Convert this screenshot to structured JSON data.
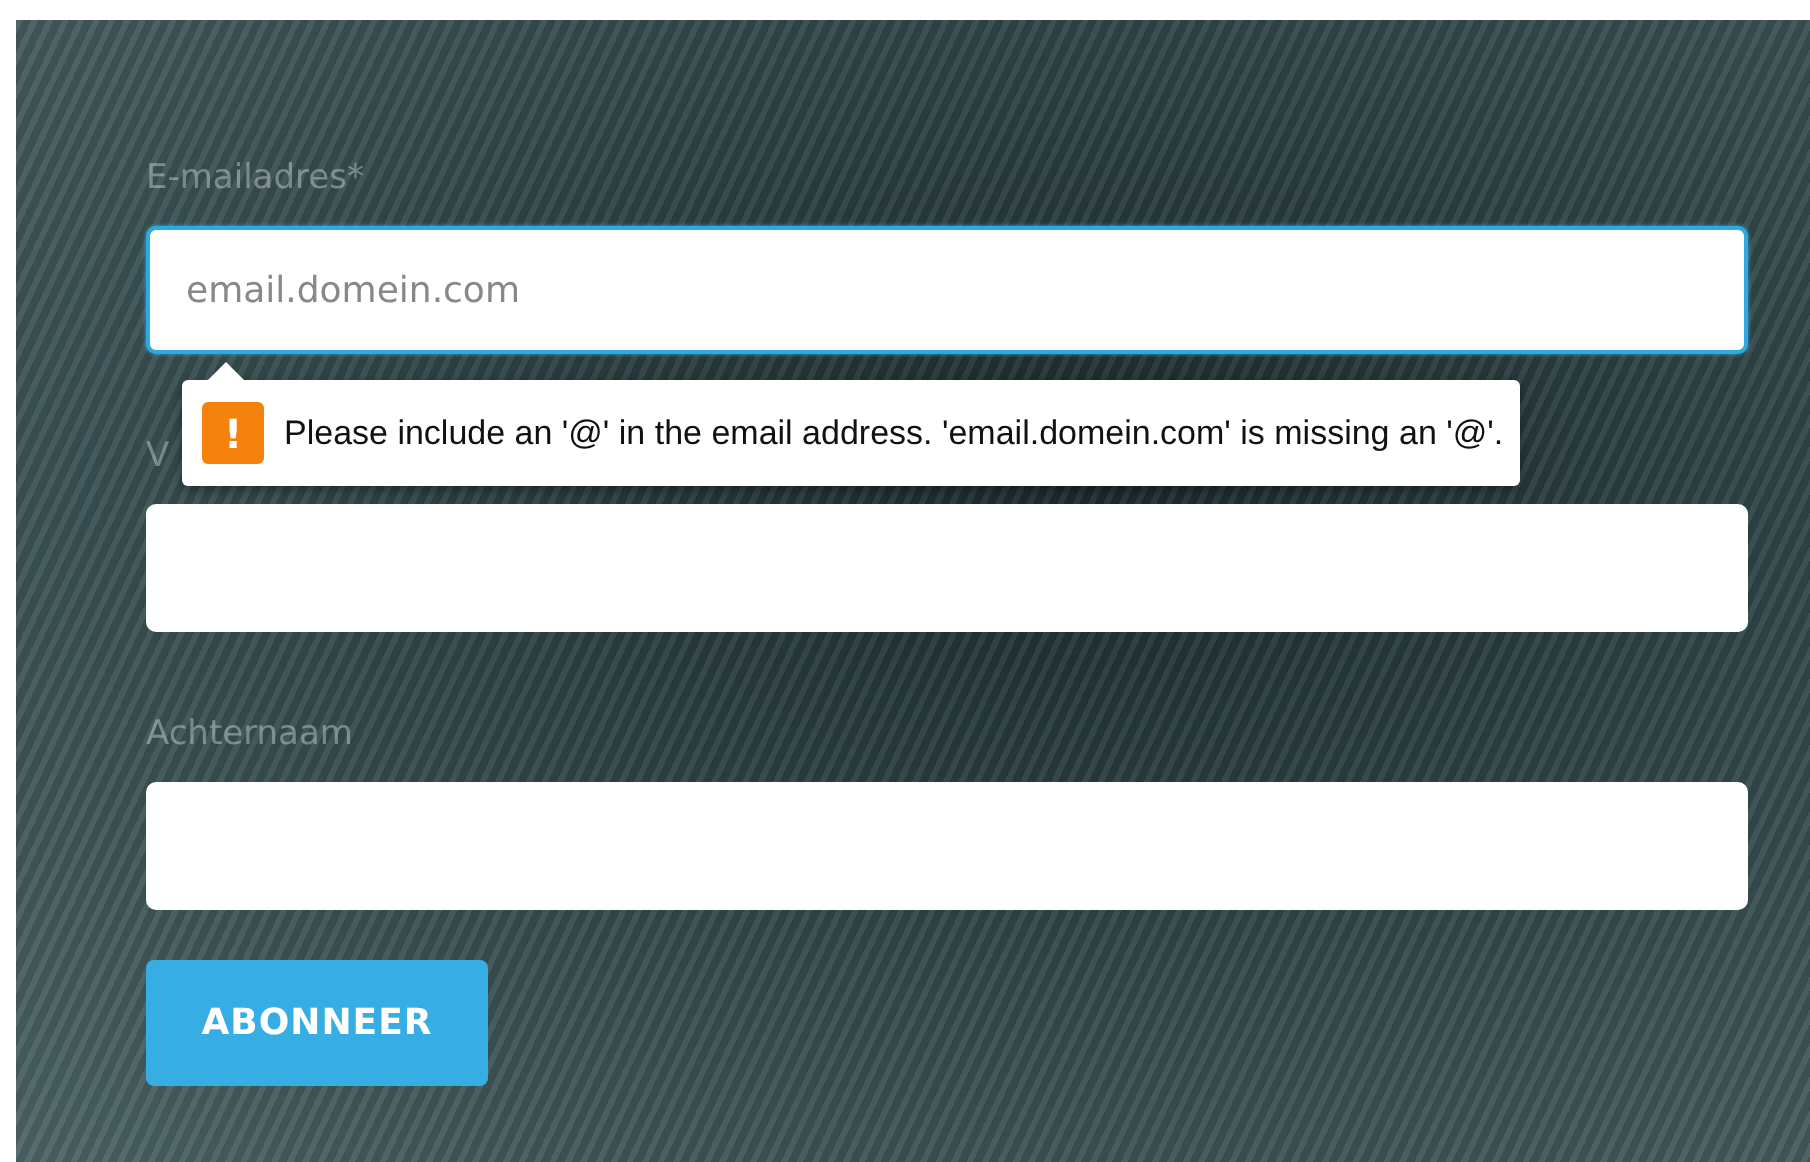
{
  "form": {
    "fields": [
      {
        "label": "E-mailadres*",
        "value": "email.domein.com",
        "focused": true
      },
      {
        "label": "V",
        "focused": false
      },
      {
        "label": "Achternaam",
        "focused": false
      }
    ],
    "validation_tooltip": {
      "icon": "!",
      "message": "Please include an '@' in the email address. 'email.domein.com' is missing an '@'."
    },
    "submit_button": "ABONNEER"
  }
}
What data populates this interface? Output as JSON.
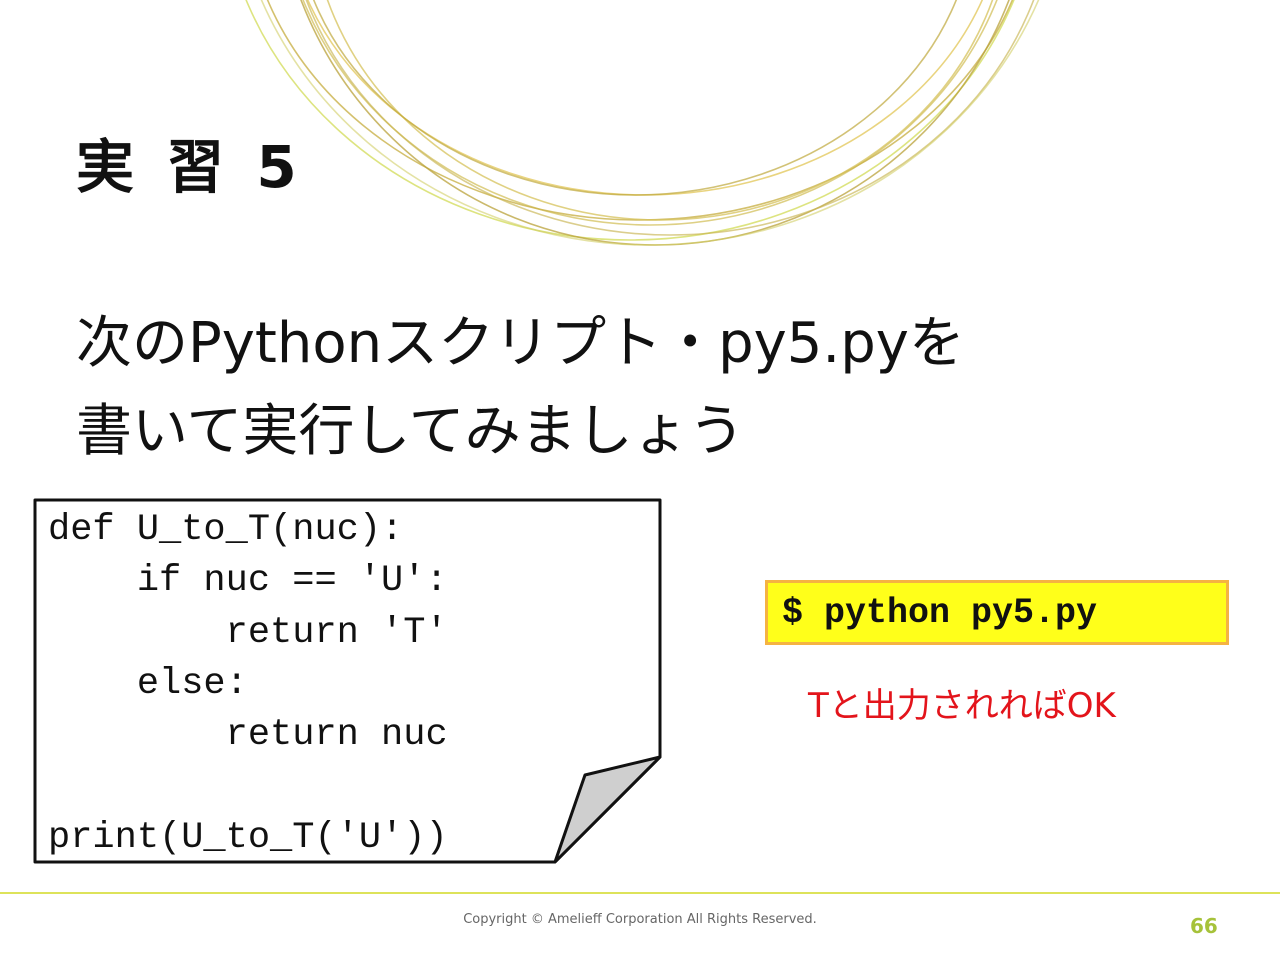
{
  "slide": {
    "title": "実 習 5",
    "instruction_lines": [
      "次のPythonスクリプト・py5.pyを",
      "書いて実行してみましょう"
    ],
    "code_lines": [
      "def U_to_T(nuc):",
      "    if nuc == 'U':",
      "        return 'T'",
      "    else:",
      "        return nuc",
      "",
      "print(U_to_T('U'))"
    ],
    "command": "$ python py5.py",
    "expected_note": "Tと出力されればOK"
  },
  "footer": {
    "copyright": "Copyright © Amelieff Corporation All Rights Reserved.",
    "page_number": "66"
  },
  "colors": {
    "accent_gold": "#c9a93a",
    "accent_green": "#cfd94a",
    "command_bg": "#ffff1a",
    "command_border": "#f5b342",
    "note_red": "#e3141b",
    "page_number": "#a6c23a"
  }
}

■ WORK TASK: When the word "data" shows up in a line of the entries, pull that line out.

■ SOLUTION BELOW:
Convert this screenshot to structured JSON data.
What data populates this interface? Output as JSON.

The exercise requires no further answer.